Everyone needs some sort of balance in their lives. The balance between work and home life. The balance between goals and recreation. Few people realize that more acutely than people who live with neurodiversity, disability and/or chronic illness. When it comes to living with those challenges, the stakes are higher.
I spent many years in toxic environments, and they took their toll. Fortunately, I was able to find my way into a healthier situation. These are four key ways I muddled through those days and survived.
Consciously Finding Joy in the Moment
For me, this was the hardest thing to learn. I tend to get lost in the harder aspects of life, because that’s how I’d been conditioned by the culture in which I live. That was compounded by constant reinforcement of low self worth, due to constant mistakes I didn’t realize were directly caused by the environment’s influence on my dyslexia.
Somewhere along the line, I started carrying a small journal with me to record some more positive thoughts and feelings inspired by things around me.
For instance, during my monster commutes on public transportation, I’d watch the sky. When it’s clear, the shade of blue soothes me. When it’s cloudy, the changing shapes fire my imagination. To my surprise, when I concentrated on those things instead of the constant movie reel of misery playing in my head, my mood lifted, and I found light in the world again.
It took a long time for me to master this, but it still helps me today.
|I carried the Revel Without a Cause journal with me back then. The Daily Gratitudes journal is new.|
Support and Self Care
As helpful as that first technique is, I still needed support from time to time. In my case, that came from these things:
- Friends and family
- Spiritual beliefs
- Body work (chiropractic care, massage therapy)
- Proper nutrition
For many people, this could also mean finding a good mental health professional to talk to. Medication helped my husband and many others, though it’s not for me. Unfortunately, mental health care is still heavily stigmatized, but it has been vital for countless people.
We all need help sometimes, and there’s never any shame in asking. Similarly, self care is not selfish; it’s survival.
One of the hardest times in my life was probably shortly after my husband was diagnosed with his mood disorder and had to go on disability. I was in a very low paying job at the time, we had just bought a house and we had no idea of how to go about the new world of mental health care.
At about 23, I was faced with maintaining the house alone, making sure all the bills were paid, we had enough money for food, finding a new job and caring for another adult who couldn’t really care for himself. Thankfully, our families were huge helps, but there was still an incredible amount of weight on my shoulders.
It was then that I learned the value of prioritizing. In the grand scheme of things, keeping a tidy house or going out wasn’t nearly as important as finding a job and paying off the bills that kept rolling in. My basic needs, like eating and sleeping, surpassed the writing I was doing at the time and superficial relationships.
Once I separated all of my responsibilities, broke them down into steps and ordered them by importance, I was finally able to get my head above water again. Eventually, my husband did get a handle on his disorder, and I was able to start living my life again.
|I did actually have to make sleeping a priority at different points in my life.
Via one of my articles on HubPages
Realize Nothing’s Forever
As hard as it may be to believe in the moment, no situation is permanent.
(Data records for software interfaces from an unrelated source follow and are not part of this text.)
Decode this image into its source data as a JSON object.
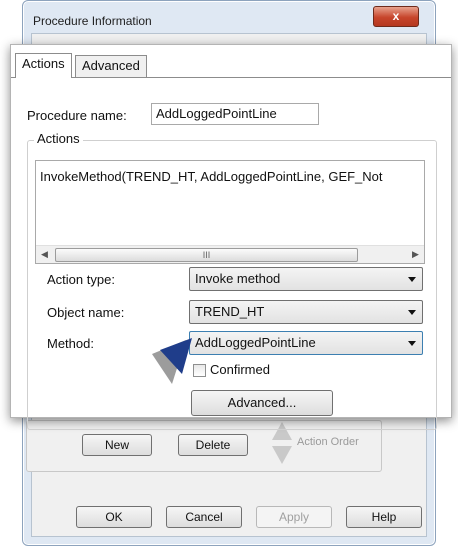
{
  "background_dialog": {
    "title": "Procedure Information",
    "close_label": "x",
    "buttons": {
      "new": "New",
      "delete": "Delete",
      "ok": "OK",
      "cancel": "Cancel",
      "apply": "Apply",
      "help": "Help"
    },
    "action_order_label": "Action Order"
  },
  "panel": {
    "tabs": [
      {
        "label": "Actions"
      },
      {
        "label": "Advanced"
      }
    ],
    "procedure_name_label": "Procedure name:",
    "procedure_name_value": "AddLoggedPointLine",
    "actions_group_label": "Actions",
    "actions_list": [
      "InvokeMethod(TREND_HT, AddLoggedPointLine, GEF_Not"
    ],
    "scroll_grip": "III",
    "action_type_label": "Action type:",
    "action_type_value": "Invoke method",
    "object_name_label": "Object name:",
    "object_name_value": "TREND_HT",
    "method_label": "Method:",
    "method_value": "AddLoggedPointLine",
    "confirmed_label": "Confirmed",
    "advanced_button": "Advanced..."
  },
  "colors": {
    "pointer": "#1f3d8a",
    "title_bar": "#dfe8f3",
    "close": "#c7452b"
  },
  "icons": {
    "close": "close-icon",
    "pointer": "arrow-pointer-icon"
  }
}
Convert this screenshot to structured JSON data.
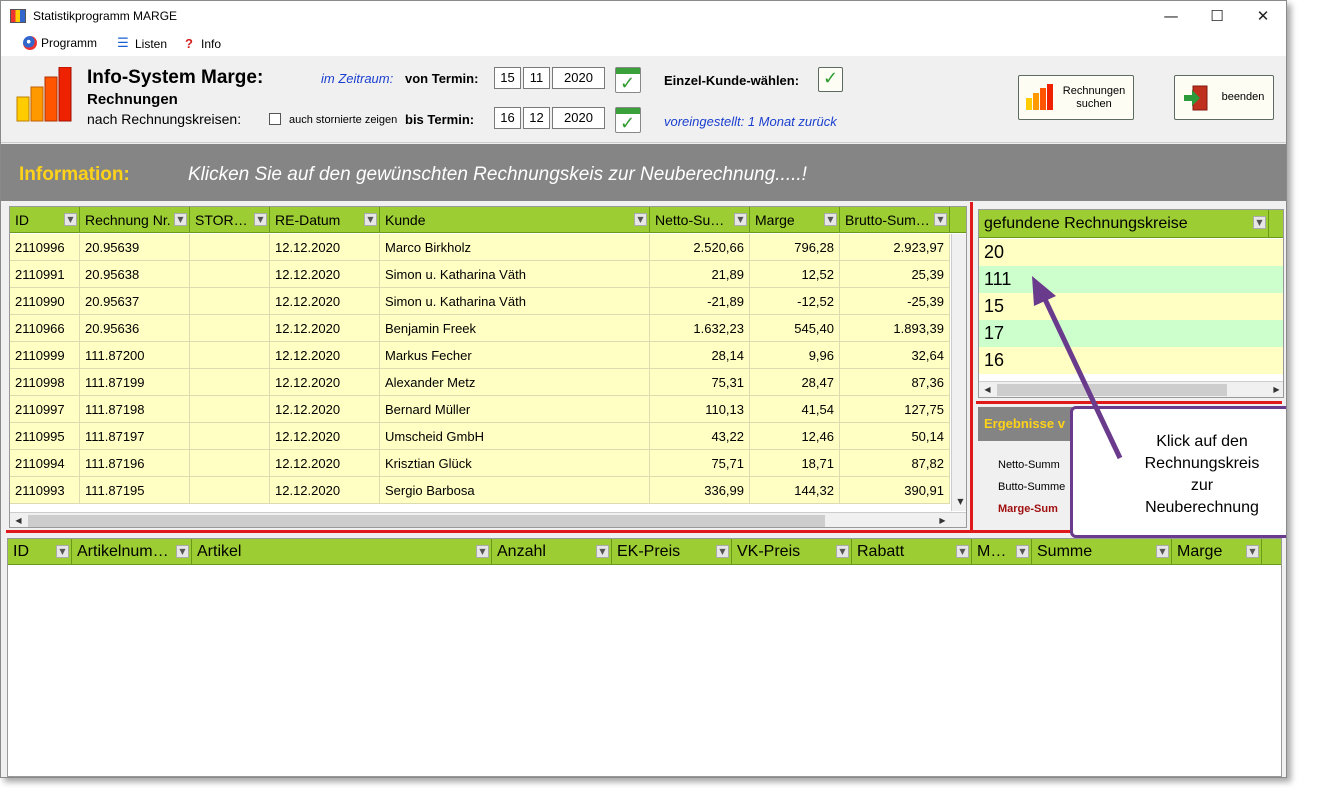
{
  "window": {
    "title": "Statistikprogramm MARGE",
    "controls": {
      "minimize": "—",
      "maximize": "☐",
      "close": "✕"
    }
  },
  "menu": [
    {
      "label": "Programm",
      "icon": "globe-icon"
    },
    {
      "label": "Listen",
      "icon": "list-icon"
    },
    {
      "label": "Info",
      "icon": "question-icon"
    }
  ],
  "header": {
    "title": "Info-System Marge:",
    "subtitle": "Rechnungen",
    "subtitle2": "nach Rechnungskreisen:",
    "period_label": "im Zeitraum:",
    "from_label": "von Termin:",
    "from_day": "15",
    "from_month": "11",
    "from_year": "2020",
    "to_label": "bis Termin:",
    "to_day": "16",
    "to_month": "12",
    "to_year": "2020",
    "storno_label": "auch stornierte zeigen",
    "customer_label": "Einzel-Kunde-wählen:",
    "preset_text": "voreingestellt: 1 Monat zurück",
    "btn_search_line1": "Rechnungen",
    "btn_search_line2": "suchen",
    "btn_exit": "beenden"
  },
  "info": {
    "label": "Information:",
    "message": "Klicken Sie auf den gewünschten Rechnungskeis zur Neuberechnung.....!"
  },
  "invoice_grid": {
    "columns": [
      "ID",
      "Rechnung Nr.",
      "STOR…",
      "RE-Datum",
      "Kunde",
      "Netto-Su…",
      "Marge",
      "Brutto-Sum…"
    ],
    "rows": [
      [
        "2110996",
        "20.95639",
        "",
        "12.12.2020",
        "Marco Birkholz",
        "2.520,66",
        "796,28",
        "2.923,97"
      ],
      [
        "2110991",
        "20.95638",
        "",
        "12.12.2020",
        "Simon u. Katharina Väth",
        "21,89",
        "12,52",
        "25,39"
      ],
      [
        "2110990",
        "20.95637",
        "",
        "12.12.2020",
        "Simon u. Katharina Väth",
        "-21,89",
        "-12,52",
        "-25,39"
      ],
      [
        "2110966",
        "20.95636",
        "",
        "12.12.2020",
        "Benjamin Freek",
        "1.632,23",
        "545,40",
        "1.893,39"
      ],
      [
        "2110999",
        "111.87200",
        "",
        "12.12.2020",
        "Markus Fecher",
        "28,14",
        "9,96",
        "32,64"
      ],
      [
        "2110998",
        "111.87199",
        "",
        "12.12.2020",
        "Alexander Metz",
        "75,31",
        "28,47",
        "87,36"
      ],
      [
        "2110997",
        "111.87198",
        "",
        "12.12.2020",
        "Bernard Müller",
        "110,13",
        "41,54",
        "127,75"
      ],
      [
        "2110995",
        "111.87197",
        "",
        "12.12.2020",
        "Umscheid GmbH",
        "43,22",
        "12,46",
        "50,14"
      ],
      [
        "2110994",
        "111.87196",
        "",
        "12.12.2020",
        "Krisztian Glück",
        "75,71",
        "18,71",
        "87,82"
      ],
      [
        "2110993",
        "111.87195",
        "",
        "12.12.2020",
        "Sergio Barbosa",
        "336,99",
        "144,32",
        "390,91"
      ]
    ]
  },
  "kreise_grid": {
    "header": "gefundene Rechnungskreise",
    "rows": [
      "20",
      "111",
      "15",
      "17",
      "16"
    ]
  },
  "results": {
    "header": "Ergebnisse v",
    "netto": "Netto-Summ",
    "brutto": "Butto-Summe",
    "marge": "Marge-Sum"
  },
  "article_grid": {
    "columns": [
      "ID",
      "Artikelnum…",
      "Artikel",
      "Anzahl",
      "EK-Preis",
      "VK-Preis",
      "Rabatt",
      "M…",
      "Summe",
      "Marge"
    ]
  },
  "callout": {
    "line1": "Klick auf den",
    "line2": "Rechnungskreis",
    "line3": "zur",
    "line4": "Neuberechnung"
  },
  "colors": {
    "grid_header": "#9ccd33",
    "row_yellow": "#ffffc4",
    "row_green": "#ccffcc",
    "info_bar": "#858585",
    "accent_yellow": "#ffd21a",
    "callout_border": "#6a3a8c"
  }
}
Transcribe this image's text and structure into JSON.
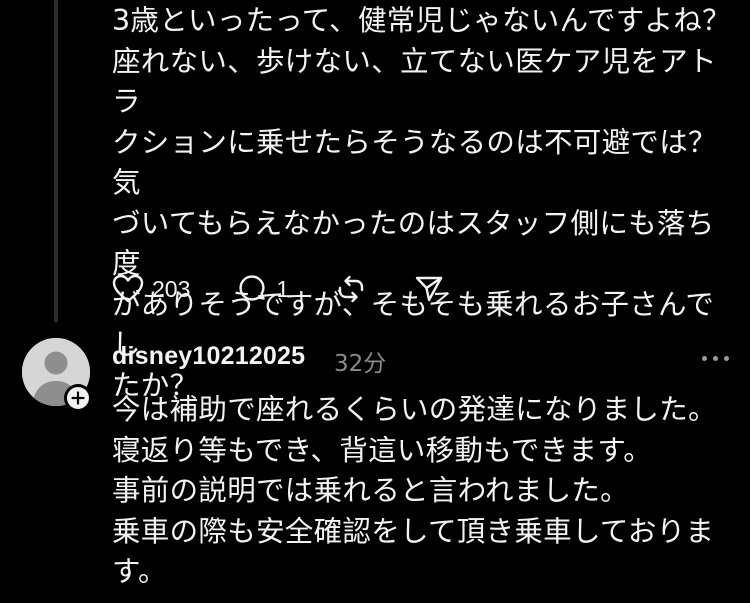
{
  "parent_post": {
    "text": "3歳といったって、健常児じゃないんですよね？\n座れない、歩けない、立てない医ケア児をアトラ\nクションに乗せたらそうなるのは不可避では？気\nづいてもらえなかったのはスタッフ側にも落ち度\nがありそうですが、そもそも乗れるお子さんでし\nたか？",
    "likes": "203",
    "replies": "1"
  },
  "reply_post": {
    "username": "disney10212025",
    "timestamp": "32分",
    "text": "今は補助で座れるくらいの発達になりました。\n寝返り等もでき、背這い移動もできます。\n事前の説明では乗れると言われました。\n乗車の際も安全確認をして頂き乗車しておりま\nす。"
  },
  "icons": {
    "like": "heart-icon",
    "reply": "comment-icon",
    "repost": "repost-icon",
    "share": "send-icon",
    "more": "more-icon",
    "avatar": "default-avatar",
    "follow": "plus-icon"
  },
  "colors": {
    "background": "#000000",
    "text": "#f3f3f3",
    "muted": "#8a8a8a",
    "thread_line": "#2b2b2b"
  }
}
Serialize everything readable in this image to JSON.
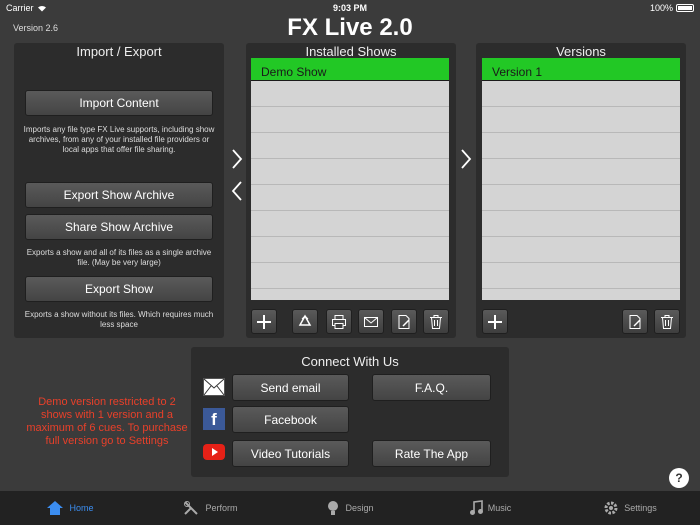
{
  "status_bar": {
    "carrier": "Carrier",
    "time": "9:03 PM",
    "battery": "100%"
  },
  "app": {
    "version": "Version 2.6",
    "title": "FX Live 2.0"
  },
  "import_export": {
    "title": "Import / Export",
    "import_content_label": "Import Content",
    "import_desc": "Imports any file type FX Live supports, including show archives, from any of your installed file providers or local apps that offer file sharing.",
    "export_archive_label": "Export Show Archive",
    "share_archive_label": "Share Show Archive",
    "archive_desc": "Exports a show and all of its files as a single archive file.  (May be very large)",
    "export_show_label": "Export Show",
    "export_show_desc": "Exports a show without its files. Which requires much less space"
  },
  "installed_shows": {
    "title": "Installed Shows",
    "items": [
      "Demo Show"
    ]
  },
  "versions": {
    "title": "Versions",
    "items": [
      "Version 1"
    ]
  },
  "connect": {
    "title": "Connect With Us",
    "send_email_label": "Send email",
    "faq_label": "F.A.Q.",
    "facebook_label": "Facebook",
    "video_tutorials_label": "Video Tutorials",
    "rate_app_label": "Rate The App"
  },
  "demo_notice": "Demo version restricted to 2 shows with 1 version and a maximum of 6 cues. To purchase full version go to Settings",
  "help_label": "?",
  "tabs": {
    "home": "Home",
    "perform": "Perform",
    "design": "Design",
    "music": "Music",
    "settings": "Settings"
  },
  "colors": {
    "accent_green": "#22c825",
    "tab_active": "#3b8df0",
    "demo_text": "#e8402a"
  }
}
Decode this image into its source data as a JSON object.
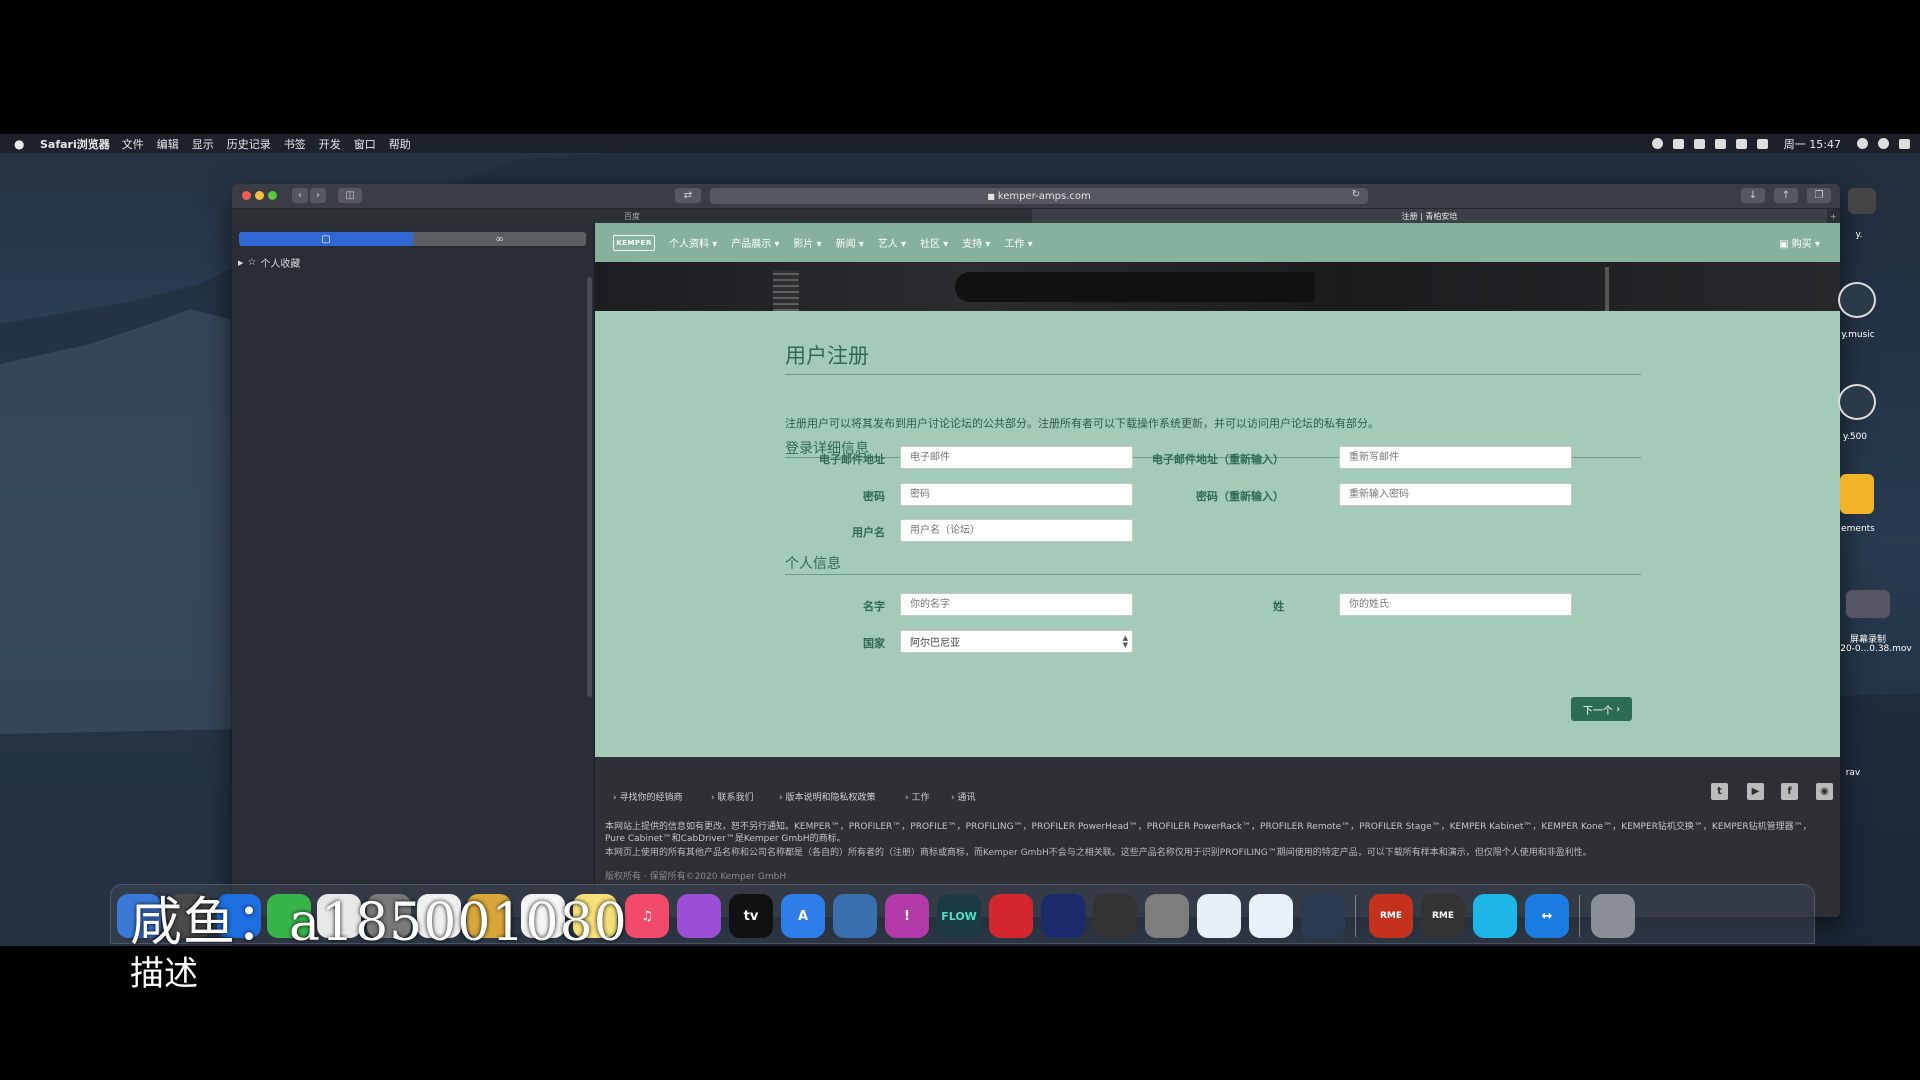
{
  "menubar": {
    "app_name": "Safari浏览器",
    "items": [
      "文件",
      "编辑",
      "显示",
      "历史记录",
      "书签",
      "开发",
      "窗口",
      "帮助"
    ],
    "clock": "周一 15:47"
  },
  "browser": {
    "url": "kemper-amps.com",
    "tabs": [
      "百度",
      "注册 | 青柏安培"
    ]
  },
  "sidebar": {
    "favorites_label": "个人收藏"
  },
  "site": {
    "logo": "KEMPER",
    "nav": [
      "个人资料",
      "产品展示",
      "影片",
      "新闻",
      "艺人",
      "社区",
      "支持",
      "工作"
    ],
    "cart": "购买"
  },
  "form": {
    "title": "用户注册",
    "intro": "注册用户可以将其发布到用户讨论论坛的公共部分。注册所有者可以下载操作系统更新，并可以访问用户论坛的私有部分。",
    "section_login": "登录详细信息",
    "section_personal": "个人信息",
    "fields": {
      "email": {
        "label": "电子邮件地址",
        "placeholder": "电子邮件"
      },
      "email_confirm": {
        "label": "电子邮件地址（重新输入）",
        "placeholder": "重新写邮件"
      },
      "password": {
        "label": "密码",
        "placeholder": "密码"
      },
      "password_confirm": {
        "label": "密码（重新输入）",
        "placeholder": "重新输入密码"
      },
      "username": {
        "label": "用户名",
        "placeholder": "用户名（论坛）"
      },
      "first_name": {
        "label": "名字",
        "placeholder": "你的名字"
      },
      "last_name": {
        "label": "姓",
        "placeholder": "你的姓氏"
      },
      "country": {
        "label": "国家",
        "value": "阿尔巴尼亚"
      }
    },
    "next_button": "下一个"
  },
  "footer": {
    "links": [
      "寻找你的经销商",
      "联系我们",
      "版本说明和隐私权政策",
      "工作",
      "通讯"
    ],
    "legal_1": "本网站上提供的信息如有更改，恕不另行通知。KEMPER™，PROFILER™，PROFILE™，PROFILING™，PROFILER PowerHead™，PROFILER PowerRack™，PROFILER Remote™，PROFILER Stage™，KEMPER Kabinet™，KEMPER Kone™，KEMPER钻机交换™，KEMPER钻机管理器™，Pure Cabinet™和CabDriver™是Kemper GmbH的商标。",
    "legal_2": "本网页上使用的所有其他产品名称和公司名称都是（各自的）所有者的（注册）商标或商标，而Kemper GmbH不会与之相关联。这些产品名称仅用于识别PROFILING™期间使用的特定产品，可以下载所有样本和演示，但仅限个人使用和非盈利性。",
    "copyright": "版权所有 · 保留所有©2020 Kemper GmbH"
  },
  "desktop_labels": [
    "y.",
    "y.music",
    "y.500",
    "ements",
    "屏幕录制",
    "20-0...0.38.mov",
    "rav"
  ],
  "overlay": {
    "watermark": "咸鱼：a185001080",
    "caption": "描述"
  }
}
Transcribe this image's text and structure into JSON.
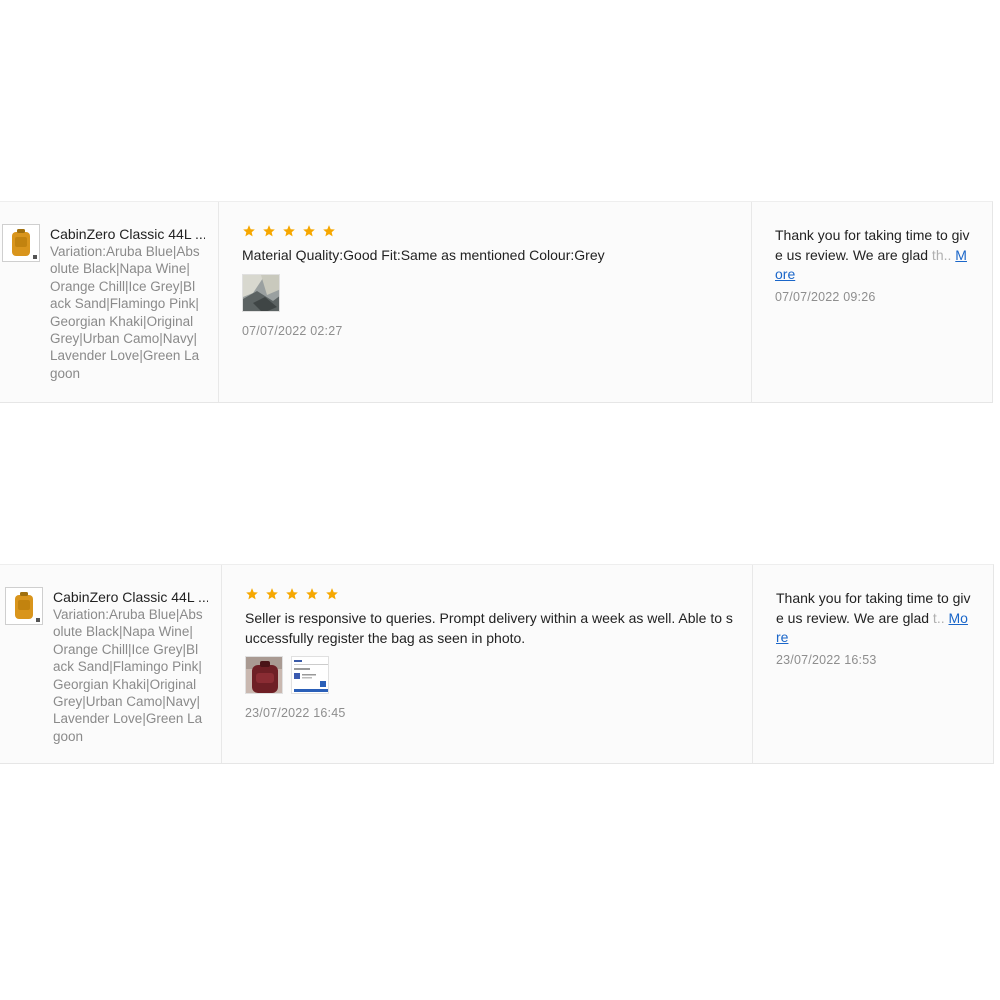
{
  "reviews": [
    {
      "product_name": "CabinZero Classic 44L ...",
      "variation": "Variation:Aruba Blue|Absolute Black|Napa Wine|Orange Chill|Ice Grey|Black Sand|Flamingo Pink|Georgian Khaki|Original Grey|Urban Camo|Navy|Lavender Love|Green Lagoon",
      "rating": 5,
      "text": "Material Quality:Good Fit:Same as mentioned Colour:Grey",
      "date": "07/07/2022 02:27",
      "reply_text": "Thank you for taking time to give us review. We are glad",
      "reply_fade": " th..",
      "reply_more": "More",
      "reply_date": "07/07/2022 09:26"
    },
    {
      "product_name": "CabinZero Classic 44L ...",
      "variation": "Variation:Aruba Blue|Absolute Black|Napa Wine|Orange Chill|Ice Grey|Black Sand|Flamingo Pink|Georgian Khaki|Original Grey|Urban Camo|Navy|Lavender Love|Green Lagoon",
      "rating": 5,
      "text": "Seller is responsive to queries. Prompt delivery within a week as well. Able to successfully register the bag as seen in photo.",
      "date": "23/07/2022 16:45",
      "reply_text": "Thank you for taking time to give us review. We are glad",
      "reply_fade": " t..",
      "reply_more": "More",
      "reply_date": "23/07/2022 16:53"
    }
  ],
  "colors": {
    "star": "#f6a700",
    "link": "#1a66c9",
    "muted": "#8e8e8e"
  },
  "icons": {
    "star": "star-icon",
    "product": "backpack-thumbnail"
  }
}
Once I started to get my life a bit more in order, I was finally able to see that. The touchy situation I was in couldn’t last forever.
It could either get better or much worse, and it was up to me to decide which way to go. That’s as true now as it was then. It’s the nature of life.
However, that fact can still be difficult to keep in mind, especially when you feel powerless in the face of circumstance. I’ve been there, as well. At the very least, I realized I had control over my reactions to what was going on, even if I had no control over the events themselves.
When I put these four elements together, I discovered that I was able to focus more closely on building the life I want and that my dyslexic strengths finally took the stage from my dyslexic struggles.
All of that said, though, remember that these basic things worked for me. Since I’m not all people, they wouldn’t work for everyone. It’s up to each of us to discover what helps us survive as individuals, but there’s no harm in sharing techniques that have worked for us.